Twelve leading alcohol companies, including Diageo, Pernod Ricard and Beam Suntory, have pledged to include age restriction symbols across their products as part of a joint effort to reduce underage drinking.
Symbols or written age restrictions will be added to alcohol labels by 12 drinks companies
The beer, wine and spirits companies form the International Alliance for Responsible Drinking (IARD), which was established in 2014, and also includes spirit makers Bacardi, Brown-Forman and William Grant & Sons.
Members of the IARD, which also includes beer producers AB InBev, Molson Coors and Heineken, will add symbols or written age restrictions to their labels to send an “even clearer message that these products are not for minors”.
The measure, which will also be introduced across alcohol-free products, will be rolled out globally with compliance across all markets by 2024. The IARD has also pledged not to market alcohol-free products to minors.
The move is one of five actions announced by IARD as part of a new drive to “accelerate efforts” to eliminate underage drinking globally. The IARD has also committed to taking further action to prevent minors from seeing or interacting with their brands online.

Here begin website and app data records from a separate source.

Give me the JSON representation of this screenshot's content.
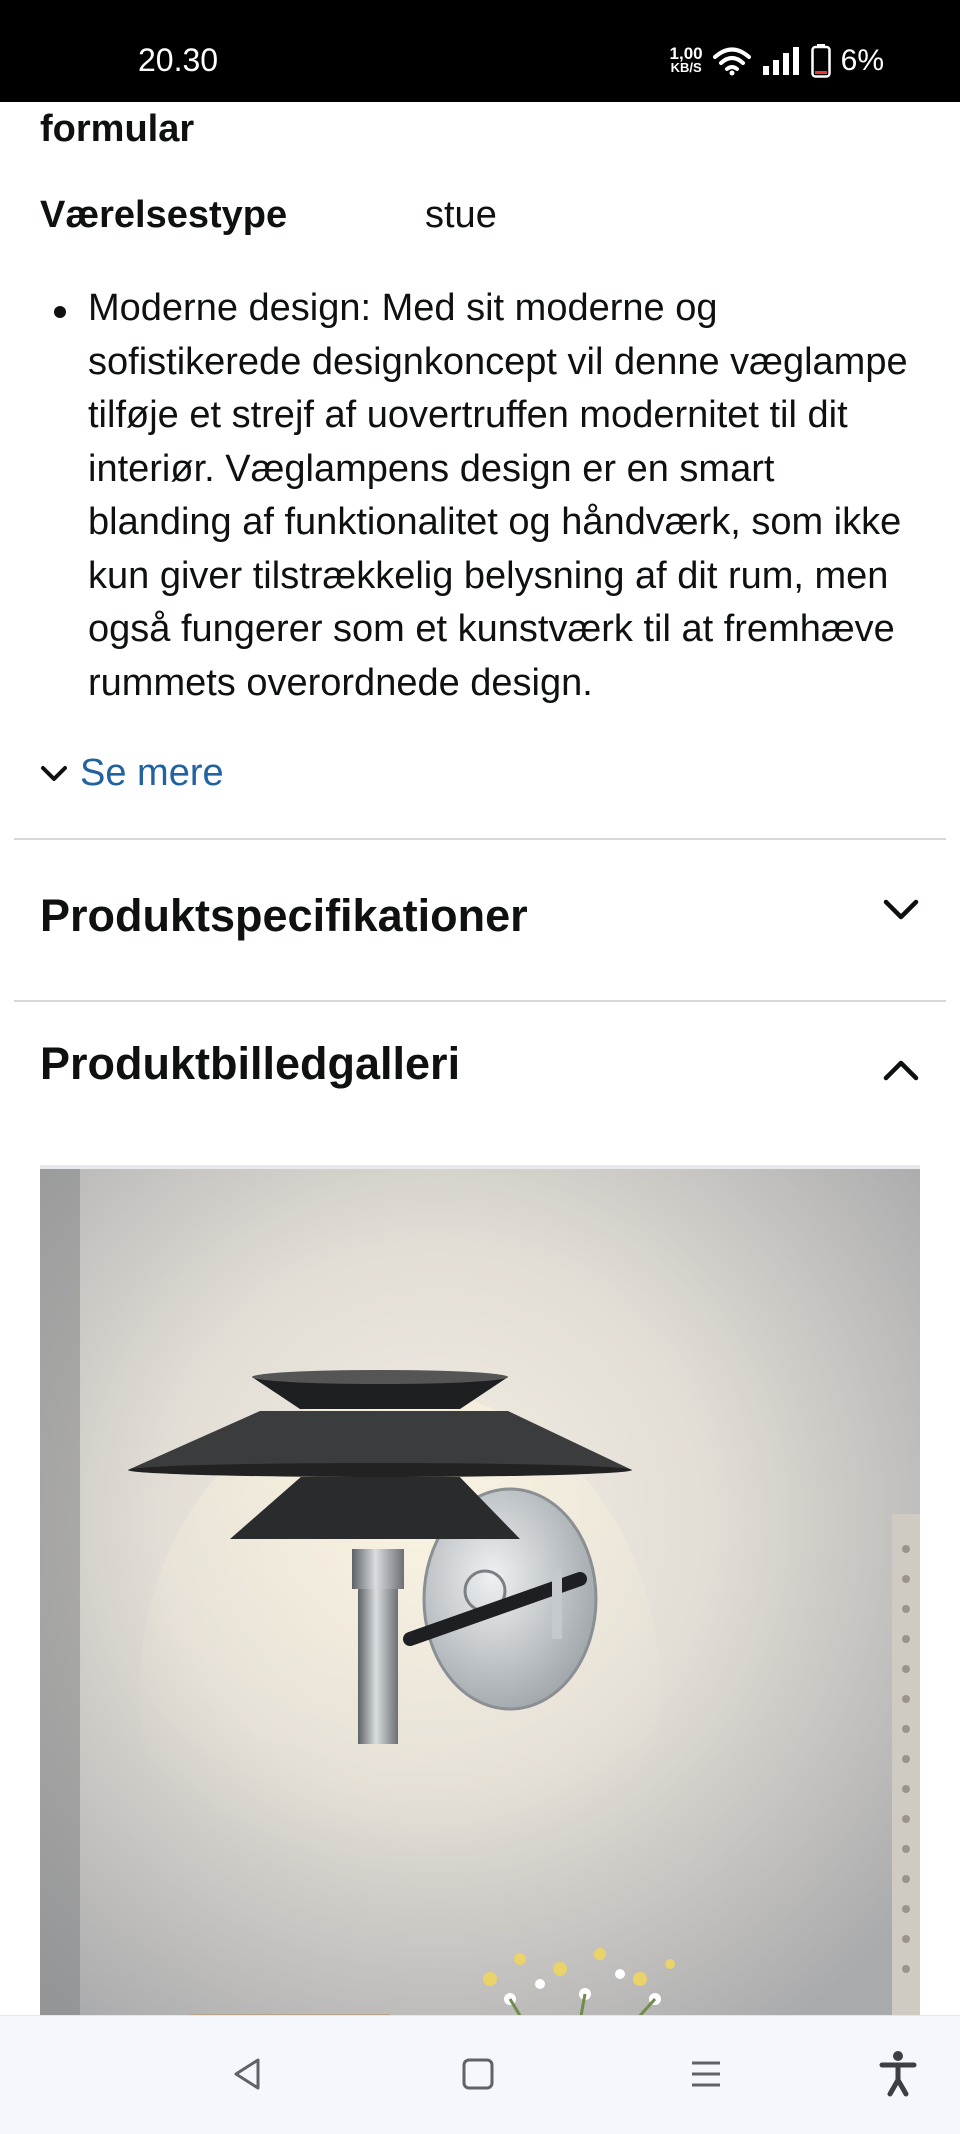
{
  "status_bar": {
    "time": "20.30",
    "net_speed_value": "1,00",
    "net_speed_unit": "KB/S",
    "battery": "6%"
  },
  "attributes": {
    "cut_label": "formular",
    "room_type_label": "Værelsestype",
    "room_type_value": "stue"
  },
  "description": {
    "bullets": [
      "Moderne design: Med sit moderne og sofistikerede designkoncept vil denne væglampe tilføje et strejf af uovertruffen modernitet til dit interiør. Væglampens design er en smart blanding af funktionalitet og håndværk, som ikke kun giver tilstrækkelig belysning af dit rum, men også fungerer som et kunstværk til at fremhæve rummets overordnede design."
    ],
    "see_more": "Se mere"
  },
  "sections": {
    "specs_title": "Produktspecifikationer",
    "gallery_title": "Produktbilledgalleri"
  },
  "colors": {
    "link": "#2162a1",
    "divider": "#d5d9d9",
    "text": "#0f1111"
  },
  "icons": {
    "see_more": "chevron-down-icon",
    "specs": "chevron-down-icon",
    "gallery": "chevron-up-icon",
    "nav_back": "back-triangle-icon",
    "nav_home": "home-square-icon",
    "nav_recents": "menu-lines-icon",
    "accessibility": "accessibility-icon"
  }
}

Ulrich Adam, director general of trade body Spirits Europe, has welcomed the IARD’s pledge.
He said: “Recent trends have shown that Europeans are enjoying a more responsible relationship with alcohol and it is particularly encouraging to note that underage drinking has declined dramatically across Europe in recent years.

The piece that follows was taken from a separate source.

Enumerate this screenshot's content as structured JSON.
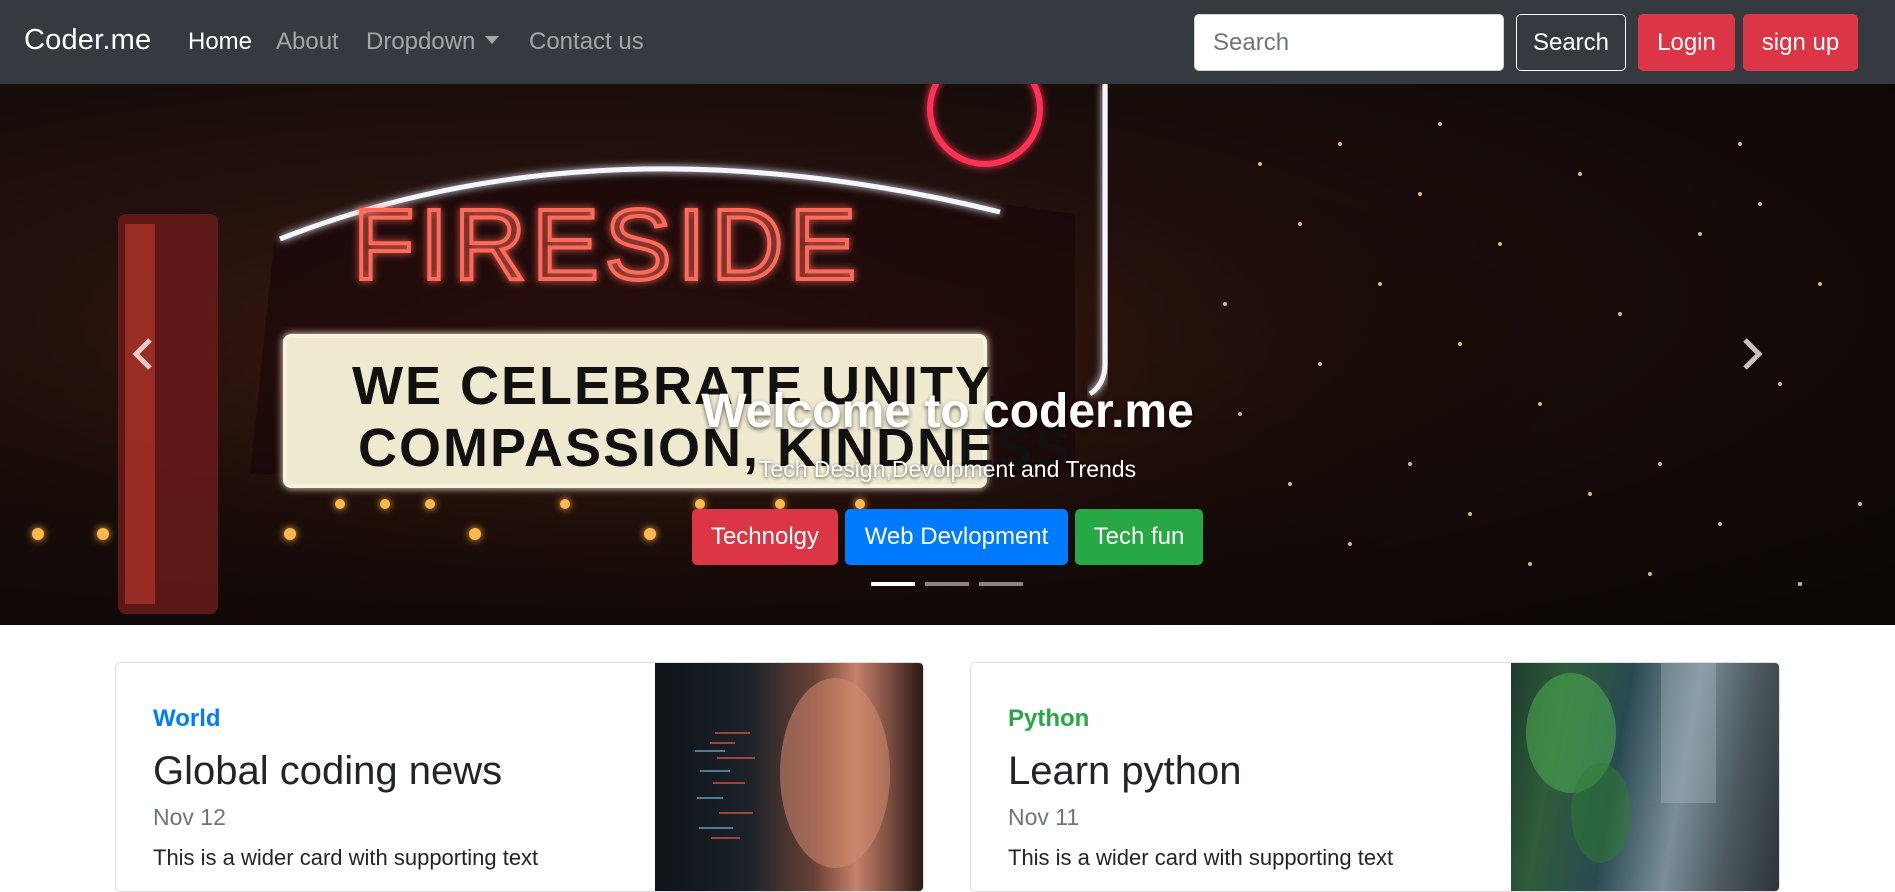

“That said, we want to see this trend continue, and we are delighted to see our sector commit to do more to accelerate the decline in underage drinking and encourage everyone to play their part.”
The new initiative follows the group’s promise to deliver better safeguarding measures for online alcohol advertising after partnering with four social media platforms in 2018.
The IARD has pledged to implement safeguards for at least 95% of its online alcohol marketing by 2024, with the goal of reaching complete compliance at the earliest opportunity.
In addition, the group is inviting retailers, wholesalers, and distributors to help determine how best practice initiatives for age verification can be implemented across the world.
The IARD is also inviting online retailers, postal services and delivery companies to help improve global standards for the online sale and delivery of alcohol.
These actions are in response to the “challenges made to our sector in the 2018 United Nations Political Declaration on noncommunicable diseases”, the IARD explained.
“We want to raise standards across our sector and will continue to use our regular and productive dialogue with the World Health Organization to better understand what more we can do – including building on government regulation to establish co-regulatory frameworks – to further reduce the harmful use of alcohol,” the IARD said.
Albert Baladi, president and CEO of Beam Suntory and IARD CEO chair, said: “These five actions mark another step towards our goal of eliminating underage drinking. Minors should not drink alcohol, and we proactively support strict enforcement of legal purchase and drinking age regulation.
“Although underage drinking has fallen in many parts of the world, this trend is not universal. We want to accelerate progress and work with others to eliminate underage drinking in every community through a whole-of-society approach.
“We call on other producers to join us. We call on retailers to work with us to do more to prevent minors from buying alcohol in stores and online. And we call on parents and other adults to support us by not buying alcohol for, or sharing alcohol with, children and minors, even if they do this with good intentions.
“Together, we must ensure everyone reinforces the message that underage drinking is socially unacceptable.”